What to do:
Write the entries again exactly, with no line missing.

[Supplied records Boundary: Start]

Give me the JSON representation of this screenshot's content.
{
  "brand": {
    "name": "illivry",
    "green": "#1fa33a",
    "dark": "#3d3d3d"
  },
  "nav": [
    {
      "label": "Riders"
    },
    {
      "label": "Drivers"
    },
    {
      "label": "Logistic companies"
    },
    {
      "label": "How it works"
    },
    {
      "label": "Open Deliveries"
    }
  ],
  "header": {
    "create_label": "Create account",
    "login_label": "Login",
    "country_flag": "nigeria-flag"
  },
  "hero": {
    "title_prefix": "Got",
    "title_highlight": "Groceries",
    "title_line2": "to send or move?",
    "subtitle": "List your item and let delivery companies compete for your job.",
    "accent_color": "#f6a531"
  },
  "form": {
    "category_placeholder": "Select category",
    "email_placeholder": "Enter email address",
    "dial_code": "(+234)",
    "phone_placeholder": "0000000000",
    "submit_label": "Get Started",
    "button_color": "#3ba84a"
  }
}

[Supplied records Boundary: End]

Task answer:
Give me the JSON representation of this screenshot's content.
{
  "brand": {
    "name": "illivry",
    "green": "#1fa33a",
    "dark": "#3d3d3d"
  },
  "nav": [
    {
      "label": "Riders"
    },
    {
      "label": "Drivers"
    },
    {
      "label": "Logistic companies"
    },
    {
      "label": "How it works"
    },
    {
      "label": "Open Deliveries"
    }
  ],
  "header": {
    "create_label": "Create account",
    "login_label": "Login",
    "country_flag": "nigeria-flag"
  },
  "hero": {
    "title_prefix": "Got",
    "title_highlight": "Groceries",
    "title_line2": "to send or move?",
    "subtitle": "List your item and let delivery companies compete for your job.",
    "accent_color": "#f6a531"
  },
  "form": {
    "category_placeholder": "Select category",
    "email_placeholder": "Enter email address",
    "dial_code": "(+234)",
    "phone_placeholder": "0000000000",
    "submit_label": "Get Started",
    "button_color": "#3ba84a"
  }
}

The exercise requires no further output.